Alas for the world! On the eve of these stupendous events, men are eating and drinking, marrying and giving in marriage, buying and selling, building and planting, in utter unconsciousness of approaching doom! The voice of warning can but provoke their derision; and they no longer tremble at thoughts of righteousness, temperance and judgment to come. Yet their condition is exactly similar to that of Jerusalem on the day David saw the destroying angel coming up over the city and lifting his sword to smite it. But before the death-bearing weapon could descend, the Lord had compassionated the terrified hearts beneath Him, and the command went forth, "Stay now thine hand!" In instant obedience, the angel remained as he was, with glittering sword raised over the city, but silent and motionless. Can we not depict to ourselves the horror of the devoted people at this awful apparition in the air—the mother clasping her babe to her breast in speechless terror, and even brave men, if they still retained the use of their limbs, flying to the deepest and darkest cover. But see, the prophet Gad comes hurriedly to the king, and after listening to his words for a moment, David turns toward the threshing-floor of Ornan, calls out the trembling owner from his hiding place, and forthwith begins to build an altar with all possible haste, from the materials at hand. The work is finished; the threshing implements are broken up for wood and laid upon the altar; the oxen are slain, and their flesh placed upon the wood. But there is no need of earthly fire, for at the cry of David, a flame descends from heaven and devours the sacrifice. The wrath of God is appeased upon a substitute; a second word of command bids the angel put up his sword into its sheath, and Jerusalem is saved.

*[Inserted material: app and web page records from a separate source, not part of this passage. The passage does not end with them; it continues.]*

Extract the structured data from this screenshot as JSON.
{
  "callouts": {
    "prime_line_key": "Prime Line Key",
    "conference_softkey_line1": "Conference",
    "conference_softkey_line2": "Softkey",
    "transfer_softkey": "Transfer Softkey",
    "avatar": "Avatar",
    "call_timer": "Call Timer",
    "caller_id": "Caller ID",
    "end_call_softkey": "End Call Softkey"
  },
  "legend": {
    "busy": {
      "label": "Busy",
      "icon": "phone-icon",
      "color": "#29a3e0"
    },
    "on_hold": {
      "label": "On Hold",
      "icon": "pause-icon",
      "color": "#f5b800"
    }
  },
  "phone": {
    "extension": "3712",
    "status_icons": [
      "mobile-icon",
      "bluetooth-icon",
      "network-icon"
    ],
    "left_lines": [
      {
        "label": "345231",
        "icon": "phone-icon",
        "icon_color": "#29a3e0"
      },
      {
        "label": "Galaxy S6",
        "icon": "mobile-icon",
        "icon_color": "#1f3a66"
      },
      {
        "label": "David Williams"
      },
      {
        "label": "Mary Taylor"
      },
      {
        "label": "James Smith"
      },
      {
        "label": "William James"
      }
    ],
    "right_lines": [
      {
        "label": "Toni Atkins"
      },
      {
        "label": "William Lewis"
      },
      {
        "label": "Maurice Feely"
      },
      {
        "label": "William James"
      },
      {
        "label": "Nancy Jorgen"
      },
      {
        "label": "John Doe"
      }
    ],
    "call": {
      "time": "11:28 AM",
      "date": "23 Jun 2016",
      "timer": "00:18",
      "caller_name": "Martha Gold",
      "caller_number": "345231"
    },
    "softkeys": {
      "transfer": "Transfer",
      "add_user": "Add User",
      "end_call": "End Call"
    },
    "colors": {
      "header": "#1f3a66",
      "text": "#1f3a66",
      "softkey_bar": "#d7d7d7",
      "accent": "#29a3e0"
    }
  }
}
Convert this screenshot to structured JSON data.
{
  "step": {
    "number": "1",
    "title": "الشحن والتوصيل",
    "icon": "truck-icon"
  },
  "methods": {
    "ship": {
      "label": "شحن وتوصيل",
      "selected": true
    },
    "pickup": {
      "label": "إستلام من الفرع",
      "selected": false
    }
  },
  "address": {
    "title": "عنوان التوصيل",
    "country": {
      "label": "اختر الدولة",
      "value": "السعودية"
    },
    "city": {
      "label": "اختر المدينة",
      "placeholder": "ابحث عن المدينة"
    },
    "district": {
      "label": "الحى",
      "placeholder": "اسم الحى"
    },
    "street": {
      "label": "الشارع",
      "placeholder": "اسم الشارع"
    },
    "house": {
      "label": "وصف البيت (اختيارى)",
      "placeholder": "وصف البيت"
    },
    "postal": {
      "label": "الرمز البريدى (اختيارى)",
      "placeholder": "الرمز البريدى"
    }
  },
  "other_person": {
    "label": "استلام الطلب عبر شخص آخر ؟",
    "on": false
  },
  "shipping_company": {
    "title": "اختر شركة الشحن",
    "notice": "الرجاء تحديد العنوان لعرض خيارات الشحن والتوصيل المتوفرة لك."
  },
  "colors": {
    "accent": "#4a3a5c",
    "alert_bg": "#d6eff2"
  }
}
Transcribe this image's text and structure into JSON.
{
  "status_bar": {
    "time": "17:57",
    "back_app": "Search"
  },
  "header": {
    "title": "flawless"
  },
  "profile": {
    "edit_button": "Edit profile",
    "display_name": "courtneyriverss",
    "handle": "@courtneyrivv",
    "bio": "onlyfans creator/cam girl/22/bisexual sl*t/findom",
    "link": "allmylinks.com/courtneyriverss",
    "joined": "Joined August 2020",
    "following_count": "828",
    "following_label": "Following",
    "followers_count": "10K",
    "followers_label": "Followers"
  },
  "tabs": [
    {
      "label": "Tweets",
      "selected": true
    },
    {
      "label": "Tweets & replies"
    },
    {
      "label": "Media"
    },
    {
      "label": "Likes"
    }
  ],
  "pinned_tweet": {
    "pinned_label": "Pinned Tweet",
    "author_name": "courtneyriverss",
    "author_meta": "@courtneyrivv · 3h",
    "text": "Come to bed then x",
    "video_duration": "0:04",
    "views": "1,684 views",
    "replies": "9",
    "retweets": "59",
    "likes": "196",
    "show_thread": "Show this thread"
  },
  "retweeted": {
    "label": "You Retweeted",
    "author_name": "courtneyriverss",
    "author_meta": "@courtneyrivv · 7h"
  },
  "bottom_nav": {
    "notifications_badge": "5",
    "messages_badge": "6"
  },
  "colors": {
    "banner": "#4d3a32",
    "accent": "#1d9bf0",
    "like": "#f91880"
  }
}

Disciples of the Lord Jesus, we ought to meet Him at His coming with joy; but we can only do so provided that, in this our time, we follow in His steps. "If any man have not the Spirit of Christ, he is none of His." Were He in the place of one of us, would He not, regardless of toil and inconvenience, strive to save many out of the multitude of souls to whom the trumpet of the archangel would prove a knell of death? Would not His yearning love make Him turn away from all ephemeral pleasures, however innocent, that He might deliver those that are appointed to destruction? Have we had communion with Him and caught something of this Spirit? If so, we may delight ourselves with His promise, "I will see you again, and your heart shall rejoice, and your joy no one taketh from you." And we may anticipate the day when, amid happy and glorified throngs, we shall stand before Him, that He may see of the travail of His soul and be satisfied.
But oh! let us remember that there are some who will not have boldness in the day of judgment, and who will shrink with shame from before Him at His coming.
“The Christian Alliance” Dec. 18, 1891.